through projects that address their needs. They are in many ways the backbone of the sector, and sustainability is not possible without their contributions, particularly in the case of biodiversity. Such progress owes as much to the perseverance of individual farmers themselves as to the collective efforts of a community of people within the non-profit sector. Strengthening the movement for sustainability, GREEN initiated the formation of Janadhayna, a farmers’ society which empowers farming communities to work collectively to avail the benefits of sustainable agriculture. Janadhanya has proved to be a means through which the movement has rapidly progressed, allowing community members themselves to take the core philosophy of organic practices to those who need it most: their fellow farmers.
Fostering public awareness at a grassroots level has been essential in propelling the movement forward.

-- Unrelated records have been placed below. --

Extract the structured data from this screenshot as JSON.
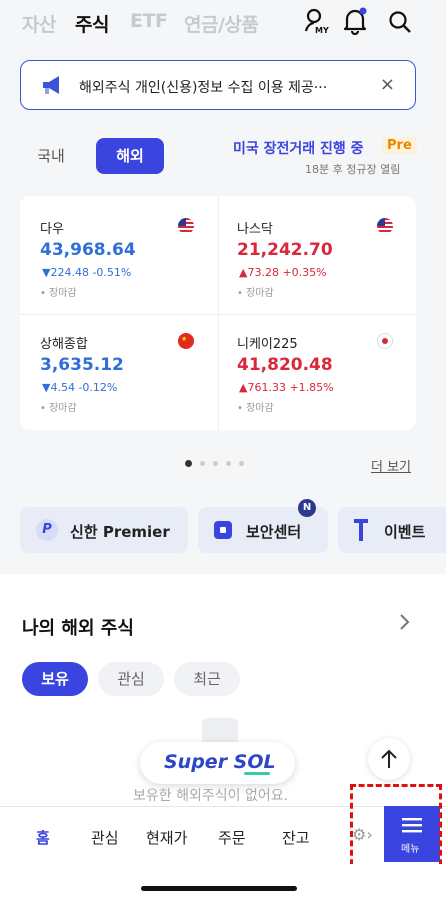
{
  "top_tabs": [
    {
      "label": "자산"
    },
    {
      "label": "주식"
    },
    {
      "label": "ETF"
    },
    {
      "label": "연금/상품"
    }
  ],
  "my_icon_label": "MY",
  "notice": {
    "text": "해외주식 개인(신용)정보 수집 이용 제공···",
    "close": "×"
  },
  "market_toggle": {
    "domestic": "국내",
    "overseas": "해외"
  },
  "market_status": {
    "title": "미국 장전거래 진행 중",
    "badge": "Pre",
    "sub": "18분 후 정규장 열림"
  },
  "indices": [
    {
      "name": "다우",
      "value": "43,968.64",
      "change": "▼224.48 -0.51%",
      "status": "• 장마감",
      "flag": "us-flag-icon"
    },
    {
      "name": "나스닥",
      "value": "21,242.70",
      "change": "▲73.28 +0.35%",
      "status": "• 장마감",
      "flag": "us-flag-icon"
    },
    {
      "name": "상해종합",
      "value": "3,635.12",
      "change": "▼4.54 -0.12%",
      "status": "• 장마감",
      "flag": "cn-flag-icon"
    },
    {
      "name": "니케이225",
      "value": "41,820.48",
      "change": "▲761.33 +1.85%",
      "status": "• 장마감",
      "flag": "jp-flag-icon"
    }
  ],
  "more_link": "더 보기",
  "quick": [
    {
      "label": "신한 Premier"
    },
    {
      "label": "보안센터",
      "badge": "N"
    },
    {
      "label": "이벤트"
    }
  ],
  "my_section": {
    "title": "나의 해외 주식",
    "chips": [
      "보유",
      "관심",
      "최근"
    ],
    "empty_text": "보유한 해외주식이 없어요.",
    "brand": "Super SOL"
  },
  "bottom_nav": [
    "홈",
    "관심",
    "현재가",
    "주문",
    "잔고"
  ],
  "menu_label": "메뉴",
  "colors": {
    "accent": "#3a45e0",
    "up": "#d9283b",
    "down": "#2f6fd6"
  }
}
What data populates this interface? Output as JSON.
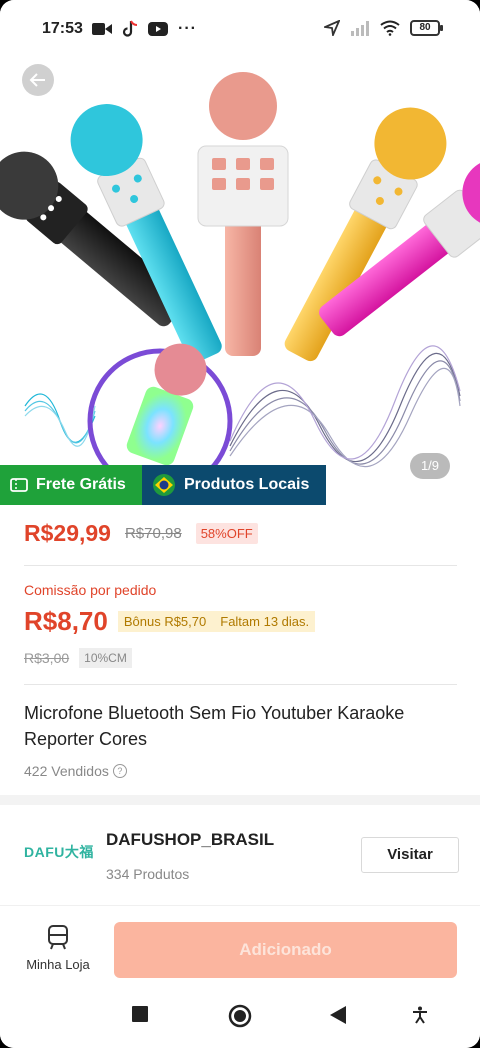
{
  "status_bar": {
    "time": "17:53",
    "battery": "80"
  },
  "gallery": {
    "counter": "1/9",
    "tags": {
      "frete": "Frete Grátis",
      "local": "Produtos Locais"
    }
  },
  "product": {
    "price": "R$29,99",
    "old_price": "R$70,98",
    "discount": "58%OFF",
    "title": "Microfone Bluetooth Sem Fio Youtuber Karaoke Reporter Cores",
    "sold": "422 Vendidos"
  },
  "commission": {
    "label": "Comissão por pedido",
    "value": "R$8,70",
    "bonus": "Bônus R$5,70",
    "remaining": "Faltam 13 dias.",
    "old_value": "R$3,00",
    "rate": "10%CM"
  },
  "shop": {
    "logo_text": "DAFU大福",
    "name": "DAFUSHOP_BRASIL",
    "products": "334 Produtos",
    "visit_label": "Visitar"
  },
  "bottom": {
    "my_store": "Minha Loja",
    "add_button": "Adicionado"
  },
  "colors": {
    "accent": "#e0442a",
    "frete_green": "#1fa23a",
    "local_blue": "#0c4a6e",
    "button_disabled": "#fbb59f"
  }
}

GREEN initiates programs such as seed fares and yatras, which have proved a useful means of disseminating our core philosophy. Seminars and workshops on Government policy are held regularly held to sensitize farmers on issues directly concerning them.
We have also sought to increase general public awareness through radio programs, articles and regular columns in leading native-language newspapers. We recognize and encourage efforts of individual farmers who steadfastly uphold sustainable agricultural practices. ‘Beeje Maate’ Award was instituted for those farmers who have made outstanding contributions to seed conservation. Read more about our farmers.
“We want to spread the message of organic agriculture far and wide. When people visit us, we always give them gifts of seeds so that they can carry the concept of organic farming into more and more areas.”
– Puttaveera a farmer of Veeraiandoddi village in Karnataka.
Dissemination of our message through publications has also helped strengthen the movement. Through innovative methodologies such as participatory rural appraisals we have also aimed to preserve and document the vast indigenous knowledge of the state of Karnataka.
GREEN owes much of its early efforts to the initiative and dedication of a handful of women. It was with their help that we began our first efforts to empower the small scale and marginal farmers of India. In many ways, women have been the corner stone of GREEN and the driving impetus behind all of its work.
Recent studies in the gender division of labour in agriculture show that women do 37% of sowing, 59% of threshing and 69% of work related to animal tending*. Though they form a significant component of the workforce, the role of women in Indian agriculture has been unacknowledged. One of the biggest motivations behind GREEN’s work has been to bridge this gender gap. Therefore, in all of our work, we place great emphasis on the role of women in Indian agriculture.
Responsible, traditionally, for seed selection and storage, they are the custodians of biodiversity. Community Seed Banks initiated by GREEN in its efforts at biodiversity conservation, are managed mostly by women. GREEN has also empowered
them to strengthen the food and economic security of their homes by facilitating the set up of kitchen gardens and alternate income generating programs. We have worked collectively with farmers to provide women with platforms which allow them to share their concerns and get involved in the decision making process of their communities.
Janadhanya, a farmer’s society initiated by GREEN, is one such platform. Village Development Committees (VDCs), which we facilitate, is another.
Though much has been accomplished, there is still more to be done if the gender gap is to be bridged. GREEN continues its effort to bring to the forefront, the crucial role played by women in the agricultural sector.